Chapter 7: Interviews

7.3 Common Types of Interviews

There are many different types of interviews being used in today’s job market. Understanding the most common interview formats will help you manage your expectations and prepare better.

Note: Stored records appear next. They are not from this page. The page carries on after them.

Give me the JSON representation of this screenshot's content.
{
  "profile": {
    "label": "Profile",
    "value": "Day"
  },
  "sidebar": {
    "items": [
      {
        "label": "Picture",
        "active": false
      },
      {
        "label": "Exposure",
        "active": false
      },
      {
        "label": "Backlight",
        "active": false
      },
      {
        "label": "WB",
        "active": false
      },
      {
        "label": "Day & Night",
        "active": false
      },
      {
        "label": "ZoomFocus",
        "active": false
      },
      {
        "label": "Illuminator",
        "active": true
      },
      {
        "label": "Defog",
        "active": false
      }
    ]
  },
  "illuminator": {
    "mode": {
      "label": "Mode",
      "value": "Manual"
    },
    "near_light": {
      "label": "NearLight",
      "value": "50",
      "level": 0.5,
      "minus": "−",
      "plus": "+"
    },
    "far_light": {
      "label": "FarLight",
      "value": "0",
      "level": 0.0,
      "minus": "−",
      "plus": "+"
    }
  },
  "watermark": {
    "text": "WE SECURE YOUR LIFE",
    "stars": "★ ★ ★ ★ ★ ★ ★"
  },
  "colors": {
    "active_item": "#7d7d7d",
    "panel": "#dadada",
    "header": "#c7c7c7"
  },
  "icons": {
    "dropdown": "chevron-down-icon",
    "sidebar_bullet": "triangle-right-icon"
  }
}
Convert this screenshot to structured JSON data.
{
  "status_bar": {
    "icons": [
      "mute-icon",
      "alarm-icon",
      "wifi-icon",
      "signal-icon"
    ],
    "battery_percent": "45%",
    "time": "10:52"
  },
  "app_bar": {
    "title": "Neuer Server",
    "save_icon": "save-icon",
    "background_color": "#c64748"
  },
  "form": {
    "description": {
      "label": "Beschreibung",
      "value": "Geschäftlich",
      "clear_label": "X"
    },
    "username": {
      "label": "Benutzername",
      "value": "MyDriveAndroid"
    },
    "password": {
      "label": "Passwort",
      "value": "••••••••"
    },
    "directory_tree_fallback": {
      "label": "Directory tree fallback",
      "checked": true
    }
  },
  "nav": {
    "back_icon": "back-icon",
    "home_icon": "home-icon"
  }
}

  • Structured or formal: This type of interview is very common and is used as a standardized method of comparing multiple candidates. The candidate is invited to attend a face-to-face meeting with the hiring personnel. In this format, an employer develops questions that will help assess the skills and experiences they are seeking to fulfill the requirements of the position. Many employers will have a rubric or scoring system for each question. A score is given based on the appropriateness of the candidates’ answers and then these scores are compared as a method of determining the most suitable candidate.
  • Unstructured or informal: This type of interview is more casual, and may have some prepared questions, but is typically less structured. The questions may be determined or changed depending on the candidate’s responses or the direction of the conversation. In this method, the candidate can discuss their skills and qualifications more openly, emphasizing more of what they feel is important.
  • Prescreening, video, or telephone: To narrow the candidate pool, a telephone or video interview may be used for initial screening purposes. This interview format may also be used to interview candidates who don’t reside in the same area. When taking part in a video or telephone interview, always remember to ensure your technologies are working and are charged in advance. Remove any distractions from the background. Dress and prepare as you would for an in-person interview. Preparation is essential in being successful in the interview process. Your research will show the interview committee your initiative, interest, motivation, and resourcefulness.
  • Panel: In a panel interview, a group of interviewers, typically two to five people from various positions and roles in the company, will take turns asking questions to one candidate. By having multiple opinions involved in the hiring decision, the employer will have a broader, more objective viewpoint when making a decision on which candidate will be most suitable. During your interview, it is important to engage all the panelists, therefore, as you answer each question, ensure that you are shifting your eye contact to address each one of them.
  • Group: Often the group interview is used in order for an organization to save on time and resources by screening a larger number of candidates at the same time. The structure of a group interview may look different from employer to employer, but typically includes a series of questions to observe how candidates communicate, interact with people, and react under pressure.
  • Performance, testing, or presentation: This type of interview can be arranged during a separate time or as part of a face-to-face interview. During this time, an interviewer asks the candidate to perform specified tasks related to the job within a limited timeframe. Employers cannot always make a hiring decision solely based on interview performance, therefore, depending on the job requirements, they may decide to test an individual’s ability as part of the hiring process. For example, for an administrative assistant position, you may be tested on your ability to use Microsoft Excel, for a hairdressing position you may be asked to perform a haircut, or for a teacher you may be asked to give a presentation.


Share This Book